Prosecutors, however, sought an immediate bench warrant for his arrest. They advised Judge Barbara Johnson-Lee that the court clerk and other authorities had received an email, allegedly from the defendant, stating he had no intention of appearing.
While Erie County District Attorney John Flynn would not release the email to media, he read from a portion of the message and raised concerns for public safety. He started by reading that the defendant allegedly would not wear a mask nor appear in any courtroom with people wearing masks.
"He then goes on to say that 'if you do issue a warrant for my arrest, it is unlawful. And please understand that anyone that approaches my person, wife or property, especially wearing a badge in or facemask, I consider to be very dangerous threat to my life, and my Lord will severely punish those in violation of his or her protection of my life,'" Flynn said. "And then he goes on to talk some more hate here in about two or three pages here."
Flynn stated that Cattaraugus County law enforcers, who would have the duty to take Cremen into custody if a bench warrant is issued, have been advised of the email. In the meantime, he's urging the defendant to understand he remains innocent until proven guilty and appear with no further trouble on October 19.
He also expressed his respectful disagreement with the judge, explaining lawmakers put a mechanism within bail reform that would allow for an immediate bench warrant in some cases.

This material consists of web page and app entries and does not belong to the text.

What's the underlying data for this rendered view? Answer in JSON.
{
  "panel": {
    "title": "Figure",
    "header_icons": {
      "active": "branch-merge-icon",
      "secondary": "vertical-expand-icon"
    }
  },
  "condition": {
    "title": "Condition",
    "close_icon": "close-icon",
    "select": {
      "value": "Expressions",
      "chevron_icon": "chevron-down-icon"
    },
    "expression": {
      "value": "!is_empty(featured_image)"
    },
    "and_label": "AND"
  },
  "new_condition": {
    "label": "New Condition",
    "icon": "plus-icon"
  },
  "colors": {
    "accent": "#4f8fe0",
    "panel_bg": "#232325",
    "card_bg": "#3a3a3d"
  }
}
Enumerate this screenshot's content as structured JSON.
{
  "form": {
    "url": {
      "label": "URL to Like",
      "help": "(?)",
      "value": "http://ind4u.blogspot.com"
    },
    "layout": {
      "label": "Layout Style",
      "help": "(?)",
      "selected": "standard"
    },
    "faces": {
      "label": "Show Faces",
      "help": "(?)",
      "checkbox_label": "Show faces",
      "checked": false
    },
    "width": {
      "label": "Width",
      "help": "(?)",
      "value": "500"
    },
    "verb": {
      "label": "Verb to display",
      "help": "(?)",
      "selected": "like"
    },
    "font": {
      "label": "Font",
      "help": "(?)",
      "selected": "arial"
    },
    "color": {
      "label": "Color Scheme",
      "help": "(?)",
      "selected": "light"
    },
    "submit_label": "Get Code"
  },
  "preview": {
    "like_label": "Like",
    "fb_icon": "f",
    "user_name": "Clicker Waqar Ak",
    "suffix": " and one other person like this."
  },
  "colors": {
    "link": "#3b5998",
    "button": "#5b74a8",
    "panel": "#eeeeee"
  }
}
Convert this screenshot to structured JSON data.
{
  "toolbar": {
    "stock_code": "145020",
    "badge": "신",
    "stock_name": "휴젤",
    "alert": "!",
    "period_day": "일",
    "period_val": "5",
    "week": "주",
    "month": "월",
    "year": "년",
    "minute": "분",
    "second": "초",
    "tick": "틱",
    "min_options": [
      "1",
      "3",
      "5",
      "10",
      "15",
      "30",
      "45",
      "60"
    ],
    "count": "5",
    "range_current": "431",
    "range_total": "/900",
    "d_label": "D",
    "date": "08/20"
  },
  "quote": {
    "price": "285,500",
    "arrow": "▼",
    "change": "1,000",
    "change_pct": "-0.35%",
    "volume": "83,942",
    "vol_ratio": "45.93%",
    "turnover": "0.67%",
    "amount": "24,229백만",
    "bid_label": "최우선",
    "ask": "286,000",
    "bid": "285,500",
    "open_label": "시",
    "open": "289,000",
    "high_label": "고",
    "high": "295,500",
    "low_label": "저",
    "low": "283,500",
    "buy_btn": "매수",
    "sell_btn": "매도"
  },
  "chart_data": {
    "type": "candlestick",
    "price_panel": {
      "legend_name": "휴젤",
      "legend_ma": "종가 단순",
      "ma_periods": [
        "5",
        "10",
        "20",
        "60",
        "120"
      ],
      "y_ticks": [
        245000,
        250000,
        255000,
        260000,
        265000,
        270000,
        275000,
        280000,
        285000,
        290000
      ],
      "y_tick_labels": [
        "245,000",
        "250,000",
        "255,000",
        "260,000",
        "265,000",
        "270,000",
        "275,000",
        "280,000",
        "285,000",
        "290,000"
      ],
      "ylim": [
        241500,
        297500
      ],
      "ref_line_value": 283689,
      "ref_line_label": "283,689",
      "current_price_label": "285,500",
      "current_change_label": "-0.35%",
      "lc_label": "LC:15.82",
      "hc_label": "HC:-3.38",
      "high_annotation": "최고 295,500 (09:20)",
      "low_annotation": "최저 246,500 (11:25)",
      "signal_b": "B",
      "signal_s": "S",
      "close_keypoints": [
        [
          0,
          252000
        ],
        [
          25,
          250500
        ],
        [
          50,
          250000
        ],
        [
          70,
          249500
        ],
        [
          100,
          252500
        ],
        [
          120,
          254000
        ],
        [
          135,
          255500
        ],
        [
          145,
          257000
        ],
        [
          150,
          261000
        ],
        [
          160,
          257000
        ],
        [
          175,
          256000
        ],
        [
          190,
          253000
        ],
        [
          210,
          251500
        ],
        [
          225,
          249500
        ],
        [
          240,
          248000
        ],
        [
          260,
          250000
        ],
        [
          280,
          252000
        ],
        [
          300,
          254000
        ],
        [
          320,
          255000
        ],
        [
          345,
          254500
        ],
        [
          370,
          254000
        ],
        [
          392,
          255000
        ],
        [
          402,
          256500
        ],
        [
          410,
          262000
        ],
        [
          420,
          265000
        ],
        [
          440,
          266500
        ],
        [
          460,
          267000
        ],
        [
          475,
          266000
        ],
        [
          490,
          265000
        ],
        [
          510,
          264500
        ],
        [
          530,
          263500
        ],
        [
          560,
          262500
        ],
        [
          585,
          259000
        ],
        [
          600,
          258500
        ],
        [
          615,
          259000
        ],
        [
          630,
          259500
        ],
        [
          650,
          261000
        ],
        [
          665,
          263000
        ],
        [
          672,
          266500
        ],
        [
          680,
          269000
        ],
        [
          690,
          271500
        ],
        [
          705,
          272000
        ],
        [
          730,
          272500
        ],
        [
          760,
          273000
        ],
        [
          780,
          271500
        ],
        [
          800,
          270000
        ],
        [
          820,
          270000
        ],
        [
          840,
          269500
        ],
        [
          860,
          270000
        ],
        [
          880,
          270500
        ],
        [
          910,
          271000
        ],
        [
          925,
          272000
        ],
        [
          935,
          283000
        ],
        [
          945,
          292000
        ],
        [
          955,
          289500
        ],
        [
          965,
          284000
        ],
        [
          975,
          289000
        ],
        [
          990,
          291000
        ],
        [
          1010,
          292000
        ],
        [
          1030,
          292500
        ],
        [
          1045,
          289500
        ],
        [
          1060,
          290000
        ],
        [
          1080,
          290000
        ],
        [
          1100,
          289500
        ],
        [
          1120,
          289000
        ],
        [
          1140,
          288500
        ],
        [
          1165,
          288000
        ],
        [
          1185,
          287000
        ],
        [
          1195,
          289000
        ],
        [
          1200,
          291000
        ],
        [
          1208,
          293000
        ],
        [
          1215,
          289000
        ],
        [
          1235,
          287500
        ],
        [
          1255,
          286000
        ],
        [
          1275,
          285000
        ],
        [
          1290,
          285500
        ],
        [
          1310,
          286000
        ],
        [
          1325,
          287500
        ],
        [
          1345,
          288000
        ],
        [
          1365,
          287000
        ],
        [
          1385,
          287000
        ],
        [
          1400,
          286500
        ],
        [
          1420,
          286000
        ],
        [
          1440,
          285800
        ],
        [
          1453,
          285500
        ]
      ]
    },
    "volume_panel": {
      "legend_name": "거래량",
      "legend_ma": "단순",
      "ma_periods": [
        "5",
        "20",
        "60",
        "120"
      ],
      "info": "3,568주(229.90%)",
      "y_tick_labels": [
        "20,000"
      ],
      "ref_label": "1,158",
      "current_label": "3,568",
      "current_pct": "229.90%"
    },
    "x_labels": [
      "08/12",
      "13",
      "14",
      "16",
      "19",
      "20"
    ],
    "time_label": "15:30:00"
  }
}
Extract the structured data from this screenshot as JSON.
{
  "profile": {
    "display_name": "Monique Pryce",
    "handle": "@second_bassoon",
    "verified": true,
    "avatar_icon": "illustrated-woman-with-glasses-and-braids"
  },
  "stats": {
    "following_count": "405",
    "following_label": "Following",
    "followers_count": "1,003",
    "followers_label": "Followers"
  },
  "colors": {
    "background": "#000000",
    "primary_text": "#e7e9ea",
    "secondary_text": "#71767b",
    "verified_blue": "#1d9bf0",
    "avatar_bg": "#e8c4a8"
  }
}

"They purposely put in there a provision that said if you know someone's willfully not coming in advance, you don't have to wait 48 hours," he said. "They did do a catch-all for this, right here. For whatever reason, the court decided to disregard that."